SEOUL - Sweden and Switzerland have expressed their willingness to, upon request, send a team to inspect North Korea's possible dismantlement of nuclear and missile programmes, a US broadcaster reported on Saturday (Sept 22), according to Yonhap news agency.
After holding a summit with South Korean President Moon Jae-in, North Korean leader Kim Jong Un on Wednesday agreed to permanently dismantle the country's only missile engine test facility and launch pads in Dongchang-ri in the presence of international experts.
Kim also offered to dismantle the key nuclear facility in Yongbyon should the United States take corresponding measures.

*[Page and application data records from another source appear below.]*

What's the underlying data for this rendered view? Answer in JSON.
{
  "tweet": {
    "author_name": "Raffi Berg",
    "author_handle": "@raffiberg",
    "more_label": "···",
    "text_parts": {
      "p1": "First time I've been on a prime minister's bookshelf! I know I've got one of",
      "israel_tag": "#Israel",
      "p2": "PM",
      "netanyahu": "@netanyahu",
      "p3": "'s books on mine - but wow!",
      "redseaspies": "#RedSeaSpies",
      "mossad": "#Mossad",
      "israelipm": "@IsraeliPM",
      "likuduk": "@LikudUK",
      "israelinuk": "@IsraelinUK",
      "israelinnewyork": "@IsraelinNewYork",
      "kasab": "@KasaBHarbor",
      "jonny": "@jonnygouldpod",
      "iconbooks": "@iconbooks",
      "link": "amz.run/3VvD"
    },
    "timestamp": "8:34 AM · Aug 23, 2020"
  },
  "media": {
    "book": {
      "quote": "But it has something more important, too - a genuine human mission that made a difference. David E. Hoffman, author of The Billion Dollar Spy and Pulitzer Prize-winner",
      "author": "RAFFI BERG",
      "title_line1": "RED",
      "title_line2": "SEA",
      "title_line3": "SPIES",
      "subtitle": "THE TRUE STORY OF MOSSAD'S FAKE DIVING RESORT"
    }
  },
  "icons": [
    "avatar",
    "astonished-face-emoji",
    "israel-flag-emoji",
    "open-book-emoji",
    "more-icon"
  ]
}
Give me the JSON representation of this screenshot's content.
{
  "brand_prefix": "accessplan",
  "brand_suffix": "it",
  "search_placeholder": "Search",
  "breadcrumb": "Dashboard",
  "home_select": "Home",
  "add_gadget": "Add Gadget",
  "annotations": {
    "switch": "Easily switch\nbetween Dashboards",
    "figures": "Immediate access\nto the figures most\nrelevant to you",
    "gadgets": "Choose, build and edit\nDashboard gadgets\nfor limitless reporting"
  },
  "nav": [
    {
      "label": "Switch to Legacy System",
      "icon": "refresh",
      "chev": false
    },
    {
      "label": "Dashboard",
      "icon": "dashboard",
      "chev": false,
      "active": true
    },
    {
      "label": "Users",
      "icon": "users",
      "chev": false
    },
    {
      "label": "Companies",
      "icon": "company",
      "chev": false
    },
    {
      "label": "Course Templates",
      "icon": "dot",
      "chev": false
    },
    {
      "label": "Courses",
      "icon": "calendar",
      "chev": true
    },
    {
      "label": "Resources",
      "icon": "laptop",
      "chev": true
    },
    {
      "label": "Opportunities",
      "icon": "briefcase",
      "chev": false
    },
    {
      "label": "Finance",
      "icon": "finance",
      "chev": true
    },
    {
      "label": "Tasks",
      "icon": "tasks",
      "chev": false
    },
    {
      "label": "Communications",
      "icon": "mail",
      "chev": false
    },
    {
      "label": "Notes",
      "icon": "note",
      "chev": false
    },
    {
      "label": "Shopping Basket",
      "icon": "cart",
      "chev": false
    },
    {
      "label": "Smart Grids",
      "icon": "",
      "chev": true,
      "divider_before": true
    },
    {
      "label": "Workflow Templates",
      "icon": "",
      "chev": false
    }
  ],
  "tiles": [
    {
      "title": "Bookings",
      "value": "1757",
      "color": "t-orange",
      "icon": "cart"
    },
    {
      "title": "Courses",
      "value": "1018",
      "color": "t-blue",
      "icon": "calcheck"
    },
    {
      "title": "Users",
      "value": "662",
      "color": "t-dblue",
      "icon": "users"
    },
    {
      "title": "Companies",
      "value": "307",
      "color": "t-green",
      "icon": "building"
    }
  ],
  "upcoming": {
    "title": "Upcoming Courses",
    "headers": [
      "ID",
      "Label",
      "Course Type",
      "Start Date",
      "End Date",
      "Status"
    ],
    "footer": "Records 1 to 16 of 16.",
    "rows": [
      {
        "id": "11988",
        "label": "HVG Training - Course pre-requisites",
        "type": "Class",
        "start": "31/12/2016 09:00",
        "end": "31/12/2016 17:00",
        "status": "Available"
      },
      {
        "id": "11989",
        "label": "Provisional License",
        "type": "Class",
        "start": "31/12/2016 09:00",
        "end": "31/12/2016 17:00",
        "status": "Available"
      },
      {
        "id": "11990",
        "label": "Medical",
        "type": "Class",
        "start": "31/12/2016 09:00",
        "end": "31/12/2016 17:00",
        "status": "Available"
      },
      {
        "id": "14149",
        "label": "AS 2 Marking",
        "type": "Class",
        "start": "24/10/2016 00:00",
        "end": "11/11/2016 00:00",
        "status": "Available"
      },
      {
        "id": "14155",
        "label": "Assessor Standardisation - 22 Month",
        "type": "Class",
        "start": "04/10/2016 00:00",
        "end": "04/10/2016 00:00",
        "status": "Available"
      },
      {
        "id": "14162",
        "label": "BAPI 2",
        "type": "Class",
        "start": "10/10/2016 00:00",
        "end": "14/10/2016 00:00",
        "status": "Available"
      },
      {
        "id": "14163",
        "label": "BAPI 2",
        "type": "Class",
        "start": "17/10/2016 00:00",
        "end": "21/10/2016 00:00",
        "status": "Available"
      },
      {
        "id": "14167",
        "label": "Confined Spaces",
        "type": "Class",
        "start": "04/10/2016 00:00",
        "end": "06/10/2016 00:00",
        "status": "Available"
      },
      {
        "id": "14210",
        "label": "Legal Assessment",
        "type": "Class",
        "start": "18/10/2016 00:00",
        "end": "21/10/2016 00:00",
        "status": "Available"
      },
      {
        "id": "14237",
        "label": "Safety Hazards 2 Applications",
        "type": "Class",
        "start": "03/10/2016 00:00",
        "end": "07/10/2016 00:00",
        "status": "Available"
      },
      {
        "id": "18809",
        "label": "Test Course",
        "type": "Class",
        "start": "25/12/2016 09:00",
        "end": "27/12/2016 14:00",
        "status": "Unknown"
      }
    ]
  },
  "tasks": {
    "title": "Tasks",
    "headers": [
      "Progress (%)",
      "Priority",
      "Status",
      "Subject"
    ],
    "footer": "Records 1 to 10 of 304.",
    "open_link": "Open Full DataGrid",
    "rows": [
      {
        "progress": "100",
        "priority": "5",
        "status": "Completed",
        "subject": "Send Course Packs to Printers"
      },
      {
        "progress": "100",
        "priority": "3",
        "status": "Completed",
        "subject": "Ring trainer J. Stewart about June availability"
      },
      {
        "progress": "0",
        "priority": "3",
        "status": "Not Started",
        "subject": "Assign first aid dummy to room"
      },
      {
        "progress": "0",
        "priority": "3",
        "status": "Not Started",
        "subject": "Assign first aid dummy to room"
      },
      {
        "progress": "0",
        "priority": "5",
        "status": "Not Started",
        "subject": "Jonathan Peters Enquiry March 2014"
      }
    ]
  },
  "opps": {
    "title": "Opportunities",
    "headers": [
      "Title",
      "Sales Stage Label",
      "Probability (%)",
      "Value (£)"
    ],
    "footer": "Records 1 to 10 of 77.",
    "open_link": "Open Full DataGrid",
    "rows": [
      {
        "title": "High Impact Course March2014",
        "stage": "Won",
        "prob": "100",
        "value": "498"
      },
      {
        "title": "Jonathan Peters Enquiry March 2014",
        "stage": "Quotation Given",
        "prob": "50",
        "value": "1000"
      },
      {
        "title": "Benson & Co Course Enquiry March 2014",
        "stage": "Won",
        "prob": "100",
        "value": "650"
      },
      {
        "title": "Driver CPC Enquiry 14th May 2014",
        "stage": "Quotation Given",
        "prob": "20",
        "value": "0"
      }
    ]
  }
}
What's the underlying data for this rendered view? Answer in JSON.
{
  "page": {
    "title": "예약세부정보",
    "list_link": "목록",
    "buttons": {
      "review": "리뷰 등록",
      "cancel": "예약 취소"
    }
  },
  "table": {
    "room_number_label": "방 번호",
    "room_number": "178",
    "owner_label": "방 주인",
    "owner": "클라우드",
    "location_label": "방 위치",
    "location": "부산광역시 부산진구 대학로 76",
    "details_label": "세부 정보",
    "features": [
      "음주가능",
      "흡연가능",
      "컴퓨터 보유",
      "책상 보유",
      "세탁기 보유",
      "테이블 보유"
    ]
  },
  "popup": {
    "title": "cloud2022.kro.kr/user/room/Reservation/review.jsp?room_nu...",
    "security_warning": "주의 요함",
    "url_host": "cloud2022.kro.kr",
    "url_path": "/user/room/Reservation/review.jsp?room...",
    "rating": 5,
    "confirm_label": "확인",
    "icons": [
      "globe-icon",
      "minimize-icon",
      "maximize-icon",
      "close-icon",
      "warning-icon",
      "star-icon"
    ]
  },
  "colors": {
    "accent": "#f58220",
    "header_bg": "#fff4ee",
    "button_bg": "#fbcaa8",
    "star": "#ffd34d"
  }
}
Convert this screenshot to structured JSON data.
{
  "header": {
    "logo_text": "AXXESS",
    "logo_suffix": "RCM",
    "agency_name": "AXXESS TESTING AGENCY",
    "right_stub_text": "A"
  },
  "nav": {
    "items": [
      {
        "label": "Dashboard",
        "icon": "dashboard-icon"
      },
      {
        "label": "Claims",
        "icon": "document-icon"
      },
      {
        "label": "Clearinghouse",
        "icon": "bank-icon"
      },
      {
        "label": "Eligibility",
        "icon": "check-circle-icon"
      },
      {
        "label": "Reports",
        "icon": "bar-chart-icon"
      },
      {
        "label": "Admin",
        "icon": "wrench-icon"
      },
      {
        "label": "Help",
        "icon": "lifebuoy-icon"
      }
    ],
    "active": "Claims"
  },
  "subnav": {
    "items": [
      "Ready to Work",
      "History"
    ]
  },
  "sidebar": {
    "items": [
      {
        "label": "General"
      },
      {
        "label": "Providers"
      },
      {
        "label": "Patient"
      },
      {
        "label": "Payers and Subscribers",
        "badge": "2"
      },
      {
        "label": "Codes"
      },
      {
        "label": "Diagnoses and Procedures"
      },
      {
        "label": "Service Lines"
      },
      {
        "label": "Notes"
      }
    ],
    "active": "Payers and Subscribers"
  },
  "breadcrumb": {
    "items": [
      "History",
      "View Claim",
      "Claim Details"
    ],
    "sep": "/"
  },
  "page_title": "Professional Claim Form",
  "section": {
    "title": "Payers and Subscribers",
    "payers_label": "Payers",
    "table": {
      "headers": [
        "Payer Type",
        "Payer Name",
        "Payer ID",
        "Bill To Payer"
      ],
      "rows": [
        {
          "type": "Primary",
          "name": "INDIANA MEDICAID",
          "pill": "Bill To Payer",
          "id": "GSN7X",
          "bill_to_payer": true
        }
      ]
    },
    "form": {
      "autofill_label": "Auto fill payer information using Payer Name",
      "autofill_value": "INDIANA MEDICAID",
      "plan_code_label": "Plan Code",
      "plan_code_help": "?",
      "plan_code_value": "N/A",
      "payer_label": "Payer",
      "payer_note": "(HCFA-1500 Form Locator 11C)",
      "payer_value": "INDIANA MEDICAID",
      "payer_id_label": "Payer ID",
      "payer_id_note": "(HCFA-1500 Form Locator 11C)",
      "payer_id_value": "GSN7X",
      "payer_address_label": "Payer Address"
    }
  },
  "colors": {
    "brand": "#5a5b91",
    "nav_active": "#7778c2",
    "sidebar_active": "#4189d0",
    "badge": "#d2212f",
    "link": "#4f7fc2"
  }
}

Welcoming the outcome of the inter-Korean summit, US President Donald Trump wrote on Twitter that Kim "has agreed to allow Nuclear inspections, subject to final negotiations", though it is not clear what Trump meant by nuclear inspections.
According to the report by Radio Free Asia (RFA), Vilhelm Rundquist, spokesman for Sweden's Foreign Ministry, said his country "welcomes the summit and the Inter-Korean dialogue. Regarding international inspections, Sweden stands ready to contribute with inspectors, if requested," Yonhap reported.
Sweden has had diplomatic relations with North Korea since 1973, and became the first Western country to establish an embassy in Pyongyang in 1975. The Swedish embassy represents the consular interests of Australia, Canada and the Nordic Countries.
The message from Sweden was echoed by Carole Wälti, spokesman for the Swiss Foreign Ministry, who said: "If so requested, Switzerland is always ready to consider requests for assistance that could further efforts to build peace and stability in the region," the RFA reported.